I’ve been thinking a lot about the world that my kids will soon live in. Books will be like vinyl records – clever and beloved artifacts of an analog age, hoarded more for reasons of nostalgia and scarcity than value. I honestly think that the book I’m working on now will be the last physical book I produce and that future books – if anyone lets me write them – will be more like multimedia information sources rather than formal, 80,000-word masterpieces.
Clearly Penguin thinks the same thing. PaidContent had some interesting news and footage from a recent iPad presentation and their ideas for books are stunning. For example:
Many of Penguin’s iPad books seem hardly to resemble “books” at all, but rather very interactive learning experiences, from its Dorling Kindersley and kids imprints – the Vampire Academy “book” is “an online community for vampire lovers” with live chat between readers, and the Paris travel guide switches to street map view when placed on a table.

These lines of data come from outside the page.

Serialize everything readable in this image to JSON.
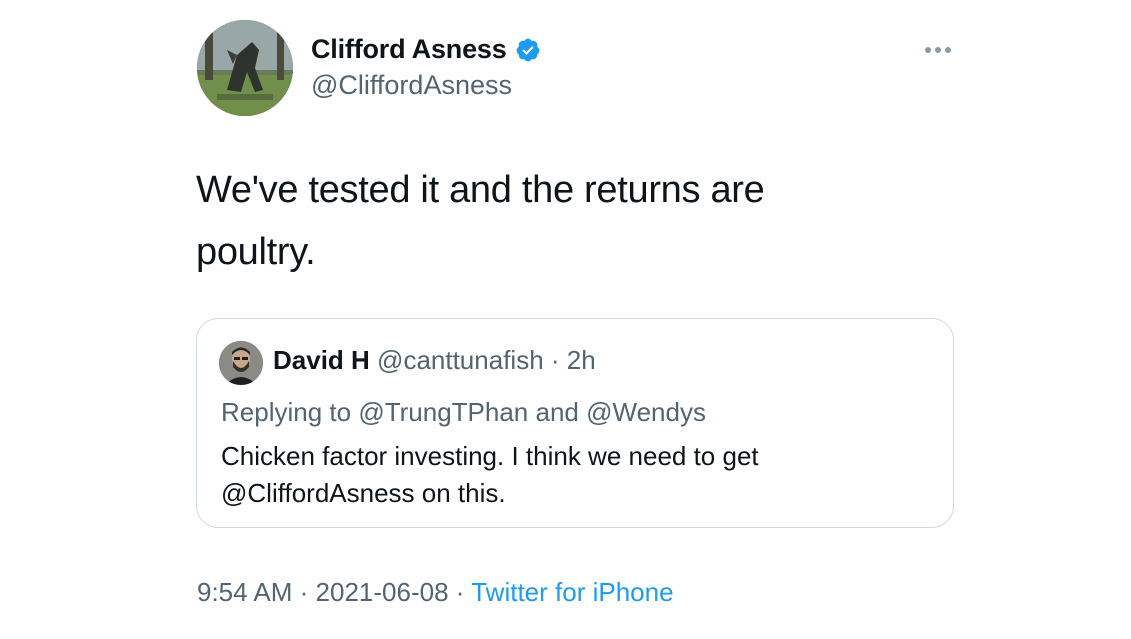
{
  "author": {
    "display_name": "Clifford Asness",
    "handle": "@CliffordAsness",
    "verified": true,
    "avatar_icon": "avatar-sculpture-photo"
  },
  "tweet": {
    "text_line1": "We've tested it and the returns are",
    "text_line2": "poultry."
  },
  "quote": {
    "name": "David H",
    "handle": "@canttunafish",
    "separator": "·",
    "time": "2h",
    "replying_prefix": "Replying to",
    "replying_user1": "@TrungTPhan",
    "replying_and": "and",
    "replying_user2": "@Wendys",
    "text_line1": "Chicken factor investing. I think we need to get",
    "text_line2": "@CliffordAsness on this."
  },
  "meta": {
    "time": "9:54 AM",
    "separator": "·",
    "date": "2021-06-08",
    "source": "Twitter for iPhone"
  },
  "colors": {
    "text": "#0f1419",
    "secondary": "#536471",
    "link": "#1d9bf0",
    "border": "#cfd9de",
    "verified": "#1d9bf0"
  }
}
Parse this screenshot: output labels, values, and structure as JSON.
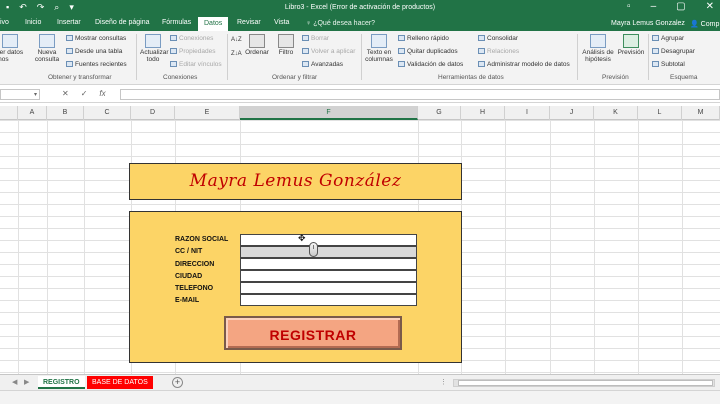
{
  "window": {
    "title": "Libro3 - Excel (Error de activación de productos)",
    "user": "Mayra Lemus Gonzalez",
    "share": "Comp"
  },
  "tabs": [
    {
      "label": "ivo"
    },
    {
      "label": "Inicio"
    },
    {
      "label": "Insertar"
    },
    {
      "label": "Diseño de página"
    },
    {
      "label": "Fórmulas"
    },
    {
      "label": "Datos"
    },
    {
      "label": "Revisar"
    },
    {
      "label": "Vista"
    }
  ],
  "tell_me": "¿Qué desea hacer?",
  "ribbon": {
    "get_external": "ner datos\nrnos",
    "new_query": "Nueva\nconsulta",
    "show_queries": "Mostrar consultas",
    "from_table": "Desde una tabla",
    "recent_sources": "Fuentes recientes",
    "refresh_all": "Actualizar\ntodo",
    "connections": "Conexiones",
    "properties": "Propiedades",
    "edit_links": "Editar vínculos",
    "sort": "Ordenar",
    "filter": "Filtro",
    "clear": "Borrar",
    "reapply": "Volver a aplicar",
    "advanced": "Avanzadas",
    "text_to_columns": "Texto en\ncolumnas",
    "flash_fill": "Relleno rápido",
    "remove_duplicates": "Quitar duplicados",
    "data_validation": "Validación de datos",
    "consolidate": "Consolidar",
    "relationships": "Relaciones",
    "data_model": "Administrar modelo de datos",
    "what_if": "Análisis de\nhipótesis",
    "forecast": "Previsión",
    "group": "Agrupar",
    "ungroup": "Desagrupar",
    "subtotal": "Subtotal",
    "groups": {
      "get_transform": "Obtener y transformar",
      "connections": "Conexiones",
      "sort_filter": "Ordenar y filtrar",
      "data_tools": "Herramientas de datos",
      "forecast": "Previsión",
      "outline": "Esquema"
    }
  },
  "formula_bar": {
    "fx": "fx"
  },
  "columns": [
    "A",
    "B",
    "C",
    "D",
    "E",
    "F",
    "G",
    "H",
    "I",
    "J",
    "K",
    "L",
    "M"
  ],
  "selected_column": "F",
  "form": {
    "title": "Mayra Lemus González",
    "labels": [
      "RAZON SOCIAL",
      "CC / NIT",
      "DIRECCION",
      "CIUDAD",
      "TELEFONO",
      "E-MAIL"
    ],
    "register_button": "REGISTRAR"
  },
  "sheets": {
    "active": "REGISTRO",
    "other": "BASE DE DATOS"
  },
  "colors": {
    "excel_green": "#217346",
    "card_yellow": "#FCD466",
    "title_red": "#C00000",
    "button_salmon": "#F4A582",
    "sheet_red": "#FF0000"
  }
}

My concern? The publishing industry may not be able to keep up. When publishing becomes more like animation, new technologies will have to accrete over historical norms. The editor/writer relationship is already strained, but what happens when the writer also has to collect vampire pictures, star charts, and video footage? Are you really publishing a book, at that point, or are you doing something different entirely.

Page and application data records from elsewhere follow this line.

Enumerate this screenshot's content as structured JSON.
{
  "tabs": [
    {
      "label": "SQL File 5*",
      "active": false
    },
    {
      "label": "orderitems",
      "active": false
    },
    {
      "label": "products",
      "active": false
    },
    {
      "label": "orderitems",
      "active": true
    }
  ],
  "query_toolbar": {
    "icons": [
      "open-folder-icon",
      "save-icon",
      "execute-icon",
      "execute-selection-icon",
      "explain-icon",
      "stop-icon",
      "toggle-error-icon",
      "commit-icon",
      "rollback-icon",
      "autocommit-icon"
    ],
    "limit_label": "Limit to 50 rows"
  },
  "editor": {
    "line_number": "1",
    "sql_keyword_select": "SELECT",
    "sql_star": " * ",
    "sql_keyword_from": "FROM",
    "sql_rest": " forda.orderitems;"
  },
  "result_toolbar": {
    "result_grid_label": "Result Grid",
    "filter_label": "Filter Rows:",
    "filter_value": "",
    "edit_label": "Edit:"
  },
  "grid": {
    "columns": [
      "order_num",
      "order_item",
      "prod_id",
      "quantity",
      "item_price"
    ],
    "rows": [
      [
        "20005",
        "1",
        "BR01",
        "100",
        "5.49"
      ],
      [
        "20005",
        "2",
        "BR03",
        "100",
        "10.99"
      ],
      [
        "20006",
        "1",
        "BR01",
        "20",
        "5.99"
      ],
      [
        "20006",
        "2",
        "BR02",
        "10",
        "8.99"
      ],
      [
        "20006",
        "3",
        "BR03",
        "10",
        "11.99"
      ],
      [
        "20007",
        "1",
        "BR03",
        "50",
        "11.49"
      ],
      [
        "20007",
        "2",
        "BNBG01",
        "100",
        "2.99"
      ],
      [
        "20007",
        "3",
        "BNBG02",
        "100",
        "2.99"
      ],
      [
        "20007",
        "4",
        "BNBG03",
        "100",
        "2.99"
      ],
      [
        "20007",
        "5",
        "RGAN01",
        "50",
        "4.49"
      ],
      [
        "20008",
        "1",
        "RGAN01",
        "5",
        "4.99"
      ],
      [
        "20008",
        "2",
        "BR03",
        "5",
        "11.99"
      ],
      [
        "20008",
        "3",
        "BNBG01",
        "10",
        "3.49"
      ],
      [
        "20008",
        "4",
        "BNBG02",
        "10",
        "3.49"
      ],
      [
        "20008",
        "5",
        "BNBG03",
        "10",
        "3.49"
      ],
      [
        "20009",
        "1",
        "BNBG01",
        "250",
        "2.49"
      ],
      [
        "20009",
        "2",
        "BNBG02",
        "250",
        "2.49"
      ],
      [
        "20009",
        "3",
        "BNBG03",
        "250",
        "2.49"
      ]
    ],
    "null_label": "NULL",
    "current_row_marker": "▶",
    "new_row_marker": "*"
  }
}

Where do you think books are going? I for one have been collected classics in print for my son to read (every nerdy teen needs a fat copy of Gödel, Escher, Bach to pretend to read) and I will miss the day when we’re no longer rustling the leaves of old books at the flea market.